(Collected data entries)
★ ★ ★
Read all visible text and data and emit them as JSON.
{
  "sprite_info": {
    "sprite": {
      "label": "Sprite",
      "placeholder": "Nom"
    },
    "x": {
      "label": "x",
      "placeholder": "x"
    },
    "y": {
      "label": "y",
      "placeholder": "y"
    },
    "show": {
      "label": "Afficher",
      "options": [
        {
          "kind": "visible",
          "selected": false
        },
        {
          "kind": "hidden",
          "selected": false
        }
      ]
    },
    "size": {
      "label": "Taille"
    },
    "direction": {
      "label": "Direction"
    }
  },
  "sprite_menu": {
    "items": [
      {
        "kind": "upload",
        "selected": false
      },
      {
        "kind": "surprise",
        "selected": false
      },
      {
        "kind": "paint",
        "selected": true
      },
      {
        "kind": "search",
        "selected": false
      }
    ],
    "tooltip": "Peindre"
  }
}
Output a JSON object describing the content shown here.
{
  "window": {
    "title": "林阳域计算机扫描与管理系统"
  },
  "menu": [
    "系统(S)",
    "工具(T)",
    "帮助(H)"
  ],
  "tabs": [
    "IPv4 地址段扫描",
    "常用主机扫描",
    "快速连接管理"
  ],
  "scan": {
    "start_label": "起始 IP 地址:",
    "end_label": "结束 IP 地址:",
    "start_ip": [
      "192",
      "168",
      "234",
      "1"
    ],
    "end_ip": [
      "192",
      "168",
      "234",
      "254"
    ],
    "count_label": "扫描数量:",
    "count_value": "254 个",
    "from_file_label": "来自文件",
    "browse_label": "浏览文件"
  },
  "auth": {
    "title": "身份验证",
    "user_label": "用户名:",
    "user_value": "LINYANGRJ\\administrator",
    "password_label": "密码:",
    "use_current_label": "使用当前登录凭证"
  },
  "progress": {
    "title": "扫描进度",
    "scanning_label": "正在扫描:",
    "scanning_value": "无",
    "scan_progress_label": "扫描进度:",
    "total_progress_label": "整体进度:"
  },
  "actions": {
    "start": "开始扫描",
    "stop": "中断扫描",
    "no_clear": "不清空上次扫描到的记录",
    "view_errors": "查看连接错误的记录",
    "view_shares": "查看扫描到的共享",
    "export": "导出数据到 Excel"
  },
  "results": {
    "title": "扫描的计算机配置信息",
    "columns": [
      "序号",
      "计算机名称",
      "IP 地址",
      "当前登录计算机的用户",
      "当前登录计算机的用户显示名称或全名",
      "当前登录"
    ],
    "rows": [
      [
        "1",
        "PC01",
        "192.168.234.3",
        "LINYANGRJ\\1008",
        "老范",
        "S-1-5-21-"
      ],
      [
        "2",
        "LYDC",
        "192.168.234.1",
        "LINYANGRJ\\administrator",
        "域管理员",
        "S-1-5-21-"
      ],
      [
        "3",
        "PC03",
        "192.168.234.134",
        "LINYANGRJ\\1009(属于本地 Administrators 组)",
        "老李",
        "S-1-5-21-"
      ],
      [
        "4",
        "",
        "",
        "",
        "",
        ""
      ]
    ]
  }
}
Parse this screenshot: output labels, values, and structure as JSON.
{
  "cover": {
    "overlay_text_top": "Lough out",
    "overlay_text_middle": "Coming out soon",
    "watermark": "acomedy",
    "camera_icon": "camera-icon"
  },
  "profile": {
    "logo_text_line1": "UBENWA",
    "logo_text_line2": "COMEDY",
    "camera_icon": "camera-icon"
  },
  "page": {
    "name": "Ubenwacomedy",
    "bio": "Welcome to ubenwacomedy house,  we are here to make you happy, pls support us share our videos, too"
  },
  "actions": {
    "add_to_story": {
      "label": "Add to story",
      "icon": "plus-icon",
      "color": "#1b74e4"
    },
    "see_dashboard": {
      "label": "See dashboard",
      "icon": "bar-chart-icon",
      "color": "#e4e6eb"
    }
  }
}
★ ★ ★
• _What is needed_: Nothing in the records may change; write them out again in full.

• _Expected answer_:
Read all visible text and data and emit them as JSON.
{
  "sprite_info": {
    "sprite": {
      "label": "Sprite",
      "placeholder": "Nom"
    },
    "x": {
      "label": "x",
      "placeholder": "x"
    },
    "y": {
      "label": "y",
      "placeholder": "y"
    },
    "show": {
      "label": "Afficher",
      "options": [
        {
          "kind": "visible",
          "selected": false
        },
        {
          "kind": "hidden",
          "selected": false
        }
      ]
    },
    "size": {
      "label": "Taille"
    },
    "direction": {
      "label": "Direction"
    }
  },
  "sprite_menu": {
    "items": [
      {
        "kind": "upload",
        "selected": false
      },
      {
        "kind": "surprise",
        "selected": false
      },
      {
        "kind": "paint",
        "selected": true
      },
      {
        "kind": "search",
        "selected": false
      }
    ],
    "tooltip": "Peindre"
  }
}
Output a JSON object describing the content shown here.
{
  "window": {
    "title": "林阳域计算机扫描与管理系统"
  },
  "menu": [
    "系统(S)",
    "工具(T)",
    "帮助(H)"
  ],
  "tabs": [
    "IPv4 地址段扫描",
    "常用主机扫描",
    "快速连接管理"
  ],
  "scan": {
    "start_label": "起始 IP 地址:",
    "end_label": "结束 IP 地址:",
    "start_ip": [
      "192",
      "168",
      "234",
      "1"
    ],
    "end_ip": [
      "192",
      "168",
      "234",
      "254"
    ],
    "count_label": "扫描数量:",
    "count_value": "254 个",
    "from_file_label": "来自文件",
    "browse_label": "浏览文件"
  },
  "auth": {
    "title": "身份验证",
    "user_label": "用户名:",
    "user_value": "LINYANGRJ\\administrator",
    "password_label": "密码:",
    "use_current_label": "使用当前登录凭证"
  },
  "progress": {
    "title": "扫描进度",
    "scanning_label": "正在扫描:",
    "scanning_value": "无",
    "scan_progress_label": "扫描进度:",
    "total_progress_label": "整体进度:"
  },
  "actions": {
    "start": "开始扫描",
    "stop": "中断扫描",
    "no_clear": "不清空上次扫描到的记录",
    "view_errors": "查看连接错误的记录",
    "view_shares": "查看扫描到的共享",
    "export": "导出数据到 Excel"
  },
  "results": {
    "title": "扫描的计算机配置信息",
    "columns": [
      "序号",
      "计算机名称",
      "IP 地址",
      "当前登录计算机的用户",
      "当前登录计算机的用户显示名称或全名",
      "当前登录"
    ],
    "rows": [
      [
        "1",
        "PC01",
        "192.168.234.3",
        "LINYANGRJ\\1008",
        "老范",
        "S-1-5-21-"
      ],
      [
        "2",
        "LYDC",
        "192.168.234.1",
        "LINYANGRJ\\administrator",
        "域管理员",
        "S-1-5-21-"
      ],
      [
        "3",
        "PC03",
        "192.168.234.134",
        "LINYANGRJ\\1009(属于本地 Administrators 组)",
        "老李",
        "S-1-5-21-"
      ],
      [
        "4",
        "",
        "",
        "",
        "",
        ""
      ]
    ]
  }
}
Parse this screenshot: output labels, values, and structure as JSON.
{
  "cover": {
    "overlay_text_top": "Lough out",
    "overlay_text_middle": "Coming out soon",
    "watermark": "acomedy",
    "camera_icon": "camera-icon"
  },
  "profile": {
    "logo_text_line1": "UBENWA",
    "logo_text_line2": "COMEDY",
    "camera_icon": "camera-icon"
  },
  "page": {
    "name": "Ubenwacomedy",
    "bio": "Welcome to ubenwacomedy house,  we are here to make you happy, pls support us share our videos, too"
  },
  "actions": {
    "add_to_story": {
      "label": "Add to story",
      "icon": "plus-icon",
      "color": "#1b74e4"
    },
    "see_dashboard": {
      "label": "See dashboard",
      "icon": "bar-chart-icon",
      "color": "#e4e6eb"
    }
  }
}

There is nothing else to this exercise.